Massachusetts native Deanna Lee intuitively paints flowing lines and shapes that pool, drape and cluster into areas of visual tension and evoke organic forms, natural systems, geographical strata and topography. Echo Lineation will feature 10 new paintings in gouache, ink and acrylic on panel and 6 new ink on vellum drawings.
In Every Direction, Robert Lansden’s third exhibition with the gallery, is a presentation of 12 new highly obsessive drawings in gouache, watercolor or ink on paper that are built upon algorithms, a set of instructions that details how he will draw each series. Different algorithms result in multiple drawing series that appear divergent but all of Lansden’s work is focused on explorations of chance, discovery and time.

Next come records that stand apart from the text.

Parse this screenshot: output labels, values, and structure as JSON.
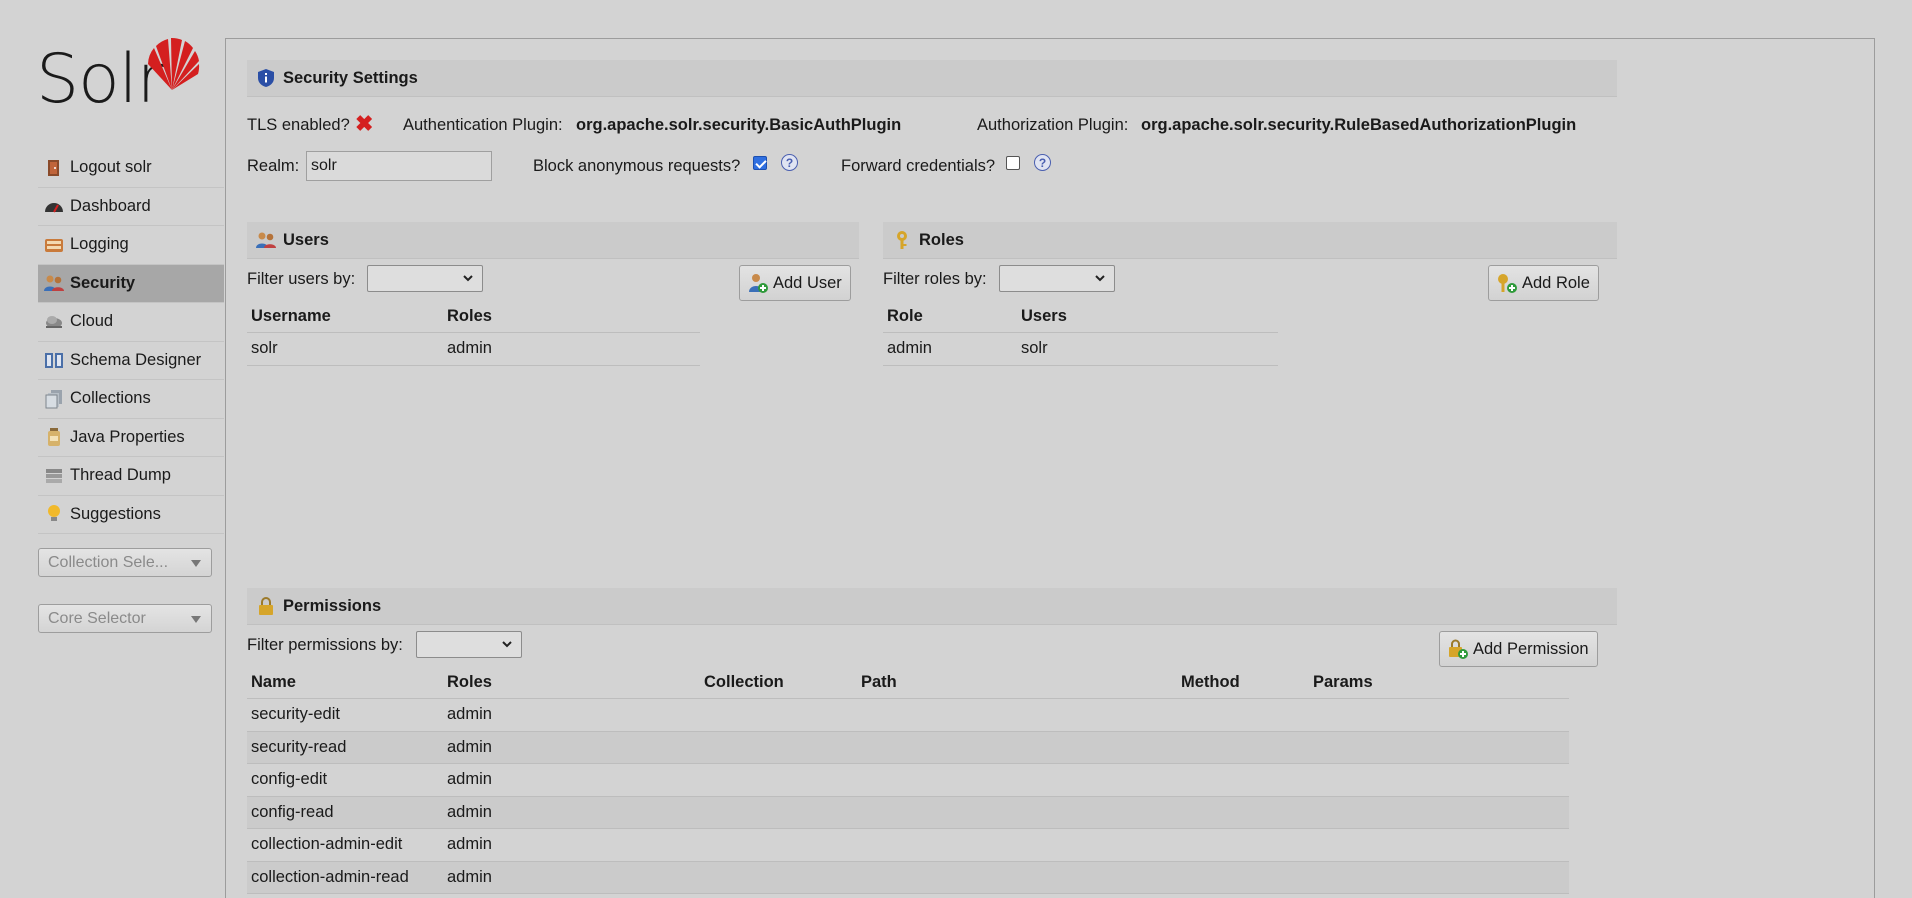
{
  "brand": {
    "logo_text": "Solr"
  },
  "sidebar": {
    "items": [
      {
        "label": "Logout solr",
        "icon": "logout-door-icon",
        "active": false
      },
      {
        "label": "Dashboard",
        "icon": "dashboard-icon",
        "active": false
      },
      {
        "label": "Logging",
        "icon": "logging-icon",
        "active": false
      },
      {
        "label": "Security",
        "icon": "users-icon",
        "active": true
      },
      {
        "label": "Cloud",
        "icon": "cloud-icon",
        "active": false
      },
      {
        "label": "Schema Designer",
        "icon": "book-icon",
        "active": false
      },
      {
        "label": "Collections",
        "icon": "collections-icon",
        "active": false
      },
      {
        "label": "Java Properties",
        "icon": "jar-icon",
        "active": false
      },
      {
        "label": "Thread Dump",
        "icon": "stack-icon",
        "active": false
      },
      {
        "label": "Suggestions",
        "icon": "lightbulb-icon",
        "active": false
      }
    ],
    "collection_selector": "Collection Sele...",
    "core_selector": "Core Selector"
  },
  "security": {
    "title": "Security Settings",
    "tls_label": "TLS enabled?",
    "auth_plugin_label": "Authentication Plugin:",
    "auth_plugin_value": "org.apache.solr.security.BasicAuthPlugin",
    "authz_plugin_label": "Authorization Plugin:",
    "authz_plugin_value": "org.apache.solr.security.RuleBasedAuthorizationPlugin",
    "realm_label": "Realm:",
    "realm_value": "solr",
    "block_anon_label": "Block anonymous requests?",
    "block_anon_checked": true,
    "forward_cred_label": "Forward credentials?",
    "forward_cred_checked": false,
    "help_glyph": "?"
  },
  "users": {
    "title": "Users",
    "filter_label": "Filter users by:",
    "add_button": "Add User",
    "columns": [
      "Username",
      "Roles"
    ],
    "rows": [
      [
        "solr",
        "admin"
      ]
    ]
  },
  "roles": {
    "title": "Roles",
    "filter_label": "Filter roles by:",
    "add_button": "Add Role",
    "columns": [
      "Role",
      "Users"
    ],
    "rows": [
      [
        "admin",
        "solr"
      ]
    ]
  },
  "permissions": {
    "title": "Permissions",
    "filter_label": "Filter permissions by:",
    "add_button": "Add Permission",
    "columns": [
      "Name",
      "Roles",
      "Collection",
      "Path",
      "Method",
      "Params"
    ],
    "rows": [
      [
        "security-edit",
        "admin",
        "",
        "",
        "",
        ""
      ],
      [
        "security-read",
        "admin",
        "",
        "",
        "",
        ""
      ],
      [
        "config-edit",
        "admin",
        "",
        "",
        "",
        ""
      ],
      [
        "config-read",
        "admin",
        "",
        "",
        "",
        ""
      ],
      [
        "collection-admin-edit",
        "admin",
        "",
        "",
        "",
        ""
      ],
      [
        "collection-admin-read",
        "admin",
        "",
        "",
        "",
        ""
      ]
    ]
  },
  "colors": {
    "accent_red": "#d41f1f",
    "active_bg": "#a7a7a7",
    "checkbox_blue": "#2f6fe0"
  }
}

Inspired by the Elizabeth Bishop poem Casabianca, Overboard employs the minimal, abstract geometry artist Liz Jaff has developed over the last 15 years to explore ideas of love, commitment and sacrifice, memory of time and space. For this exhibition, composed of two large-scale works, titled Mark Twain and The Good Boy, Jaff obsessively cuts, folds and sews paper and string with exacting consistency. Her compulsion to make sense of time and space through repetition, shape and form are reflected in the visual metaphors of Bishop’s poem.

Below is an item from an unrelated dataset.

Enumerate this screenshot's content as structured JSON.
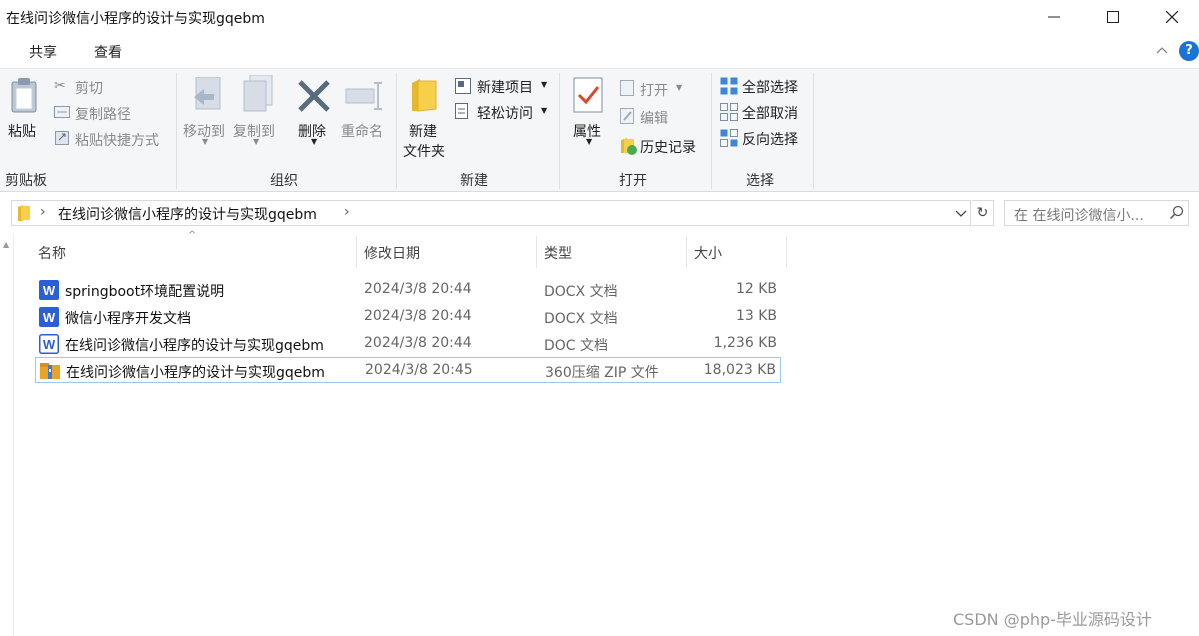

Inside Outside Upside Down, is an exhibition of the drawings, prints of Ann Stewart and sculpture of Steven Millar that explores ideas about space, memory and perception.
Derek Lerner's obsessive mark making builds dual perspectives organically as he expresses his attempt to reconcile conflicting feelings about human impact on our environment, including his own. Looking both biological and man-made, micro and macro, his lyrical compositions embody dualities, "…while in many ways my work is a reaction to over-consumption and environmental politics, the drawings themselves are yet another "thing" added to the world, made no less with materials that are potentially damaging to the environment." Although Lerner's work emphasizes the destructive nature of man, his work is evidence that beauty can be found in what humans make as well as what we destroy; and that it is perhaps unavoidable for humans to create without consuming at the same time.
The 8 paintings and three collages by Patty Cateura in Out There explore ideas about space and the power of nature. Thoughts about the transforming power of landscape and the rejuvenating qualities of nature have roots in both Eastern and Western philosophies, which Cateura combines with the visual language of minimal abstraction.
Through hardedge paintings in acrylic on canvas Jerry Walden investigates the nature of the aesthetic experience by combining Formalist compositional elements of color, line, pattern and direction with personal emotions and memories.
Pancho Westendarp's drawings, videos and installations seek to analyze relationships between time, space, memory and movement. His work subverts societal constructions of time by reformulating these time representations in ways that don’t standardize human experience under the same circumstances. He says, “Developing our own way of measuring time means creating our own notion of history and developing new rituals where time can be practical and playful, where faith and mechanics can interact, where procedures can become purposeless and where movement is not understood by distance traveled but by the change of a state of mind.”
Mike Childs’s paintings attempt to create an internal order through space, color, and line, looking outward into the world for connections. His work has always been fundamentally abstract, however this latest imagery attempts to take that work one step further removed from identifiable representation.